◆ EXERCISE:
Which lines of the records contain "this"? Collect every one of them.
"""
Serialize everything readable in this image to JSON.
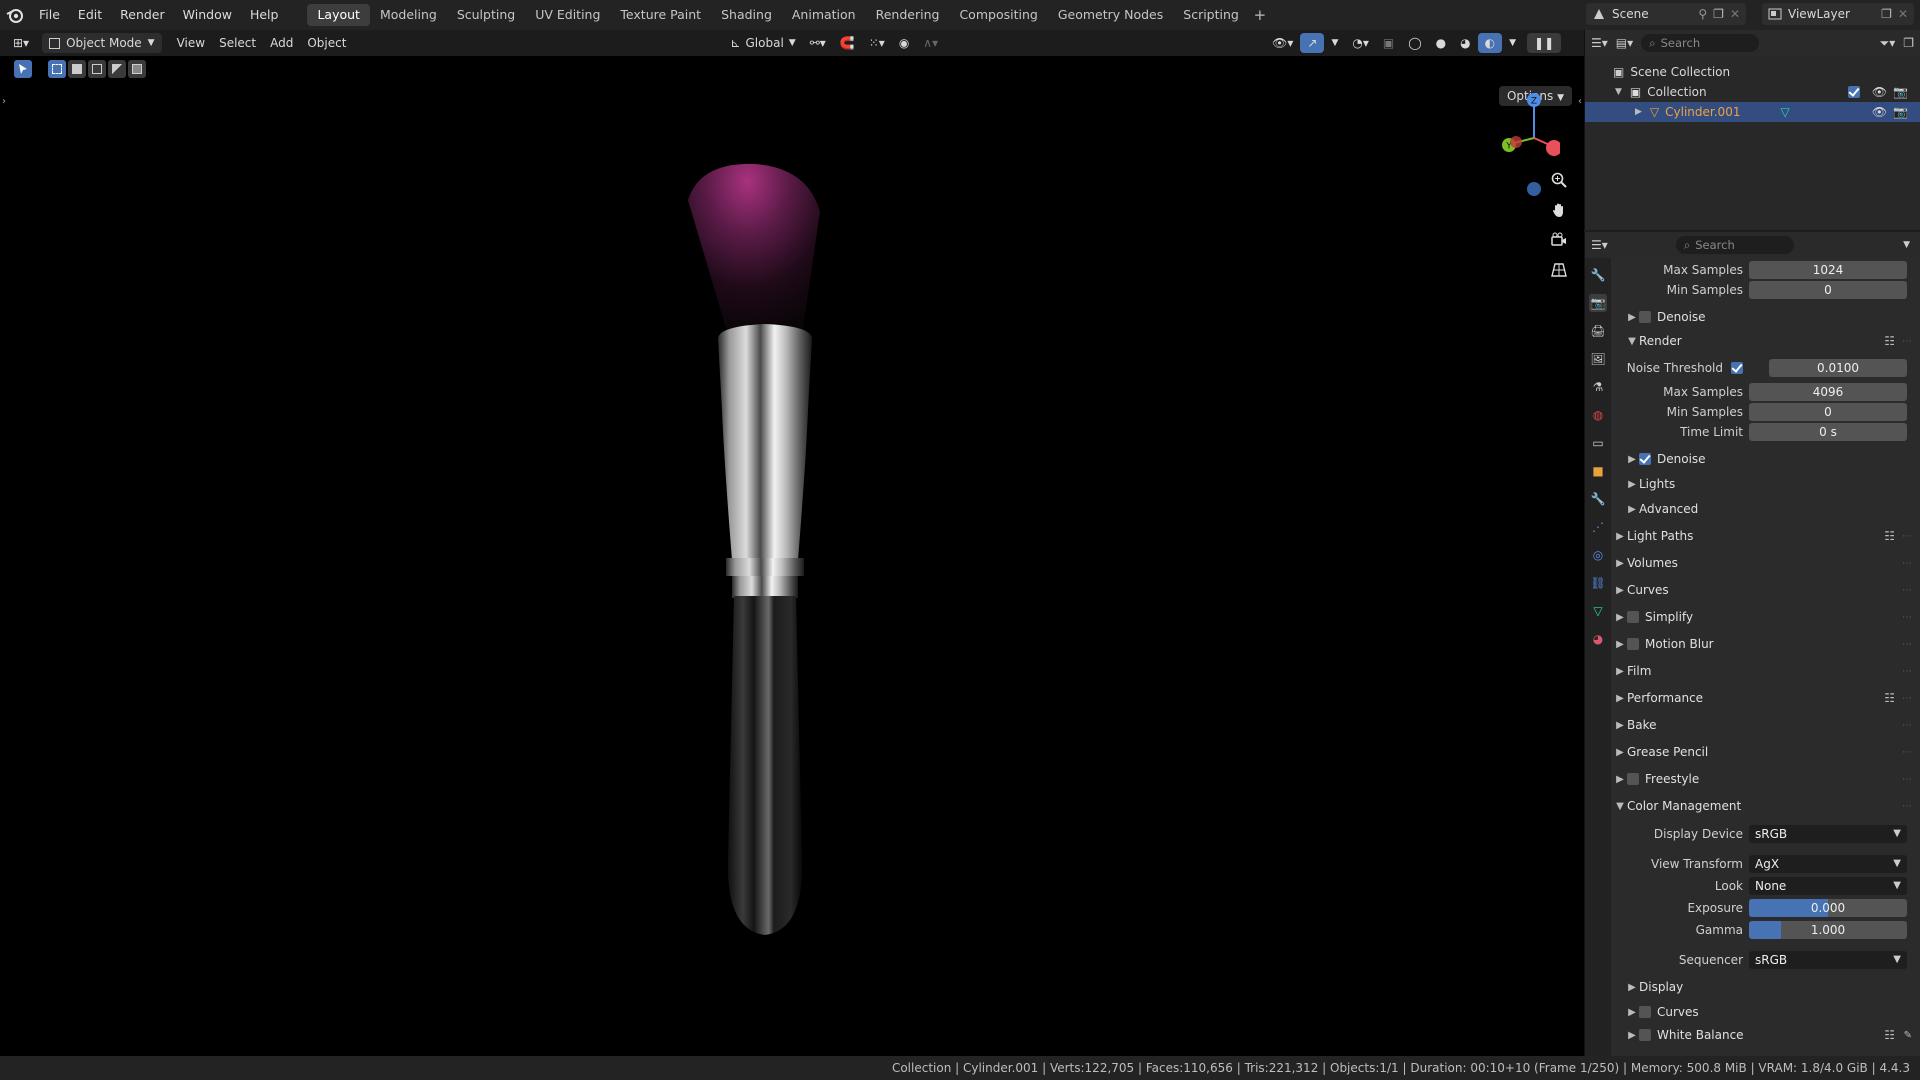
{
  "topbar": {
    "menus": [
      "File",
      "Edit",
      "Render",
      "Window",
      "Help"
    ],
    "workspaces": [
      "Layout",
      "Modeling",
      "Sculpting",
      "UV Editing",
      "Texture Paint",
      "Shading",
      "Animation",
      "Rendering",
      "Compositing",
      "Geometry Nodes",
      "Scripting"
    ],
    "active_workspace": "Layout",
    "scene": "Scene",
    "view_layer": "ViewLayer"
  },
  "viewport": {
    "mode": "Object Mode",
    "menus": [
      "View",
      "Select",
      "Add",
      "Object"
    ],
    "orientation": "Global",
    "options_label": "Options",
    "gizmo_axes": [
      "Z",
      "Y",
      "X"
    ]
  },
  "outliner": {
    "search_placeholder": "Search",
    "scene_collection": "Scene Collection",
    "collection": "Collection",
    "object": "Cylinder.001"
  },
  "properties": {
    "search_placeholder": "Search",
    "viewport_max_samples_label": "Max Samples",
    "viewport_max_samples": "1024",
    "viewport_min_samples_label": "Min Samples",
    "viewport_min_samples": "0",
    "denoise_label": "Denoise",
    "render_label": "Render",
    "noise_threshold_label": "Noise Threshold",
    "noise_threshold": "0.0100",
    "render_max_samples_label": "Max Samples",
    "render_max_samples": "4096",
    "render_min_samples_label": "Min Samples",
    "render_min_samples": "0",
    "time_limit_label": "Time Limit",
    "time_limit": "0 s",
    "render_denoise_label": "Denoise",
    "lights_label": "Lights",
    "advanced_label": "Advanced",
    "panels": [
      "Light Paths",
      "Volumes",
      "Curves",
      "Simplify",
      "Motion Blur",
      "Film",
      "Performance",
      "Bake",
      "Grease Pencil",
      "Freestyle"
    ],
    "color_management_label": "Color Management",
    "display_device_label": "Display Device",
    "display_device": "sRGB",
    "view_transform_label": "View Transform",
    "view_transform": "AgX",
    "look_label": "Look",
    "look": "None",
    "exposure_label": "Exposure",
    "exposure": "0.000",
    "exposure_fill": 0.5,
    "gamma_label": "Gamma",
    "gamma": "1.000",
    "gamma_fill": 0.2,
    "sequencer_label": "Sequencer",
    "sequencer": "sRGB",
    "sub_display_label": "Display",
    "sub_curves_label": "Curves",
    "sub_white_balance_label": "White Balance"
  },
  "statusbar": {
    "text": "Collection | Cylinder.001 | Verts:122,705 | Faces:110,656 | Tris:221,312 | Objects:1/1 | Duration: 00:10+10 (Frame 1/250) | Memory: 500.8 MiB | VRAM: 1.8/4.0 GiB | 4.4.3"
  },
  "colors": {
    "accent": "#4772b3",
    "selected_row": "#334d80",
    "object_orange": "#e8a23c",
    "bristle_pink": "#8a2a6a"
  }
}
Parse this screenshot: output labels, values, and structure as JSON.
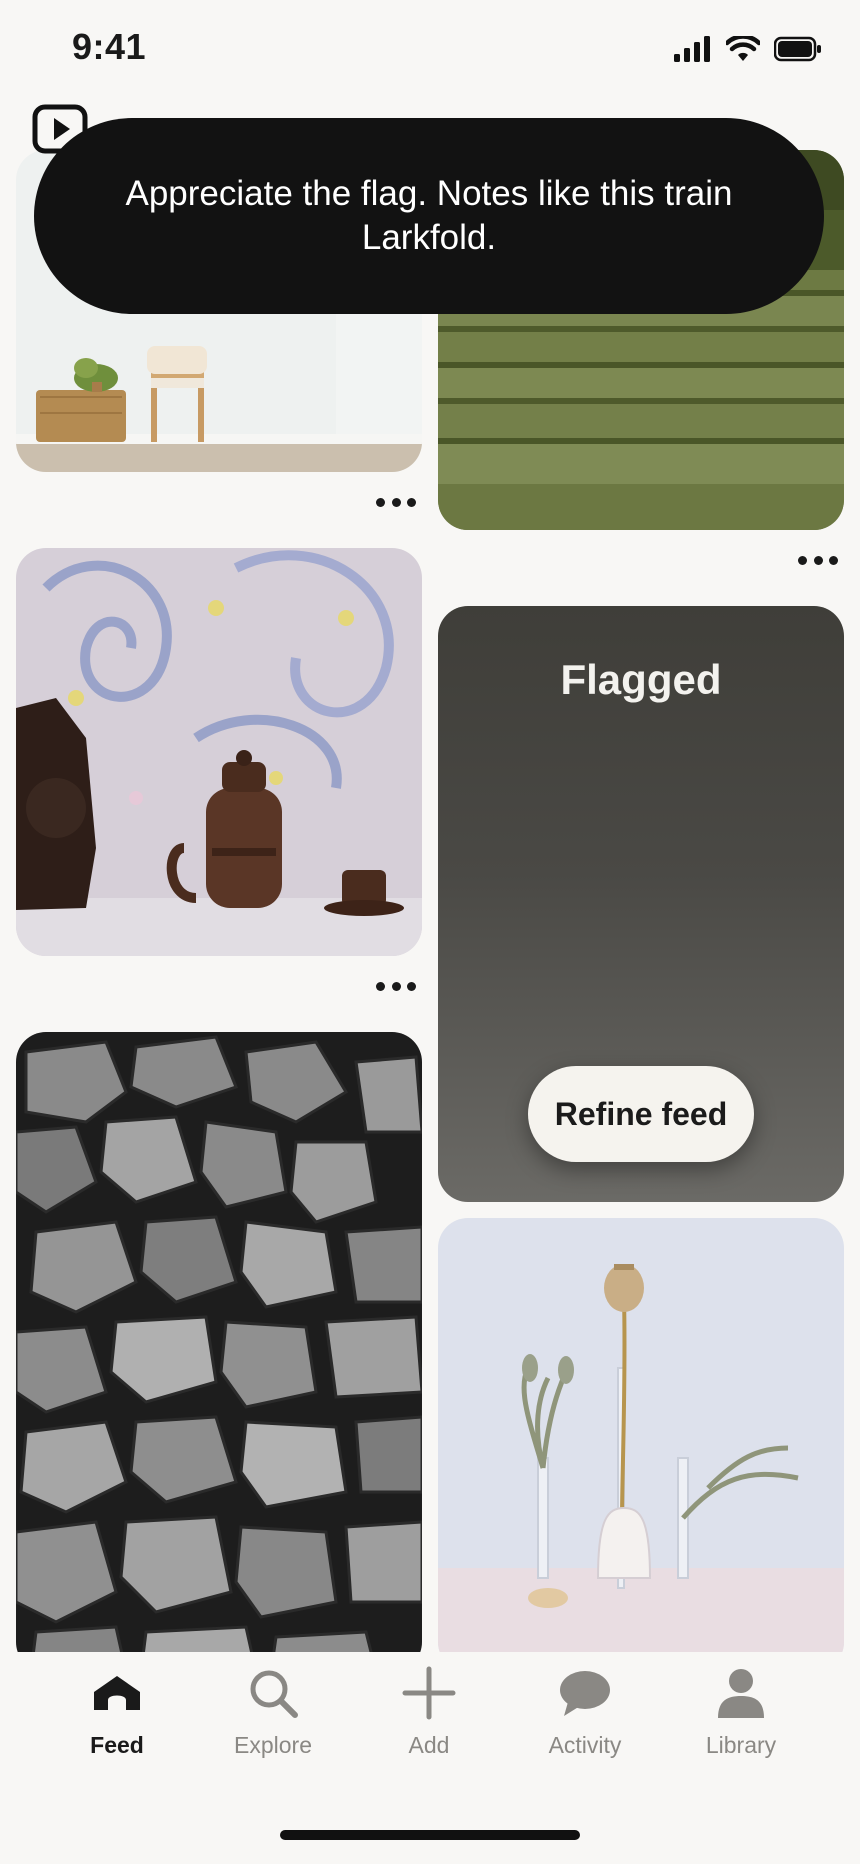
{
  "status_bar": {
    "time": "9:41",
    "icons": [
      "cellular-signal-icon",
      "wifi-icon",
      "battery-icon"
    ]
  },
  "toast": {
    "message": "Appreciate the flag. Notes like this train Larkfold."
  },
  "feed": {
    "pins": [
      {
        "id": "room-chair",
        "image": "minimal room with plant, wicker cabinet and wooden chair"
      },
      {
        "id": "folded-fabric",
        "image": "stacked folded olive green fabric"
      },
      {
        "id": "ceramics",
        "image": "dark clay pottery on paisley cloth"
      },
      {
        "id": "flagged"
      },
      {
        "id": "stone-wall",
        "image": "black and white stone wall"
      },
      {
        "id": "dried-flowers",
        "image": "dried flowers in glass vases"
      }
    ],
    "flagged_card": {
      "title": "Flagged",
      "action_label": "Refine feed"
    }
  },
  "tab_bar": {
    "tabs": [
      {
        "label": "Feed",
        "icon": "home-icon",
        "active": true
      },
      {
        "label": "Explore",
        "icon": "search-icon",
        "active": false
      },
      {
        "label": "Add",
        "icon": "plus-icon",
        "active": false
      },
      {
        "label": "Activity",
        "icon": "chat-bubble-icon",
        "active": false
      },
      {
        "label": "Library",
        "icon": "profile-icon",
        "active": false
      }
    ]
  }
}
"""
◆ EXERCISE SOLUTION:
Serialize everything readable in this image to JSON.
Parse this screenshot: output labels, values, and structure as JSON.
    "message": "Appreciate the flag. Notes like this train Larkfold."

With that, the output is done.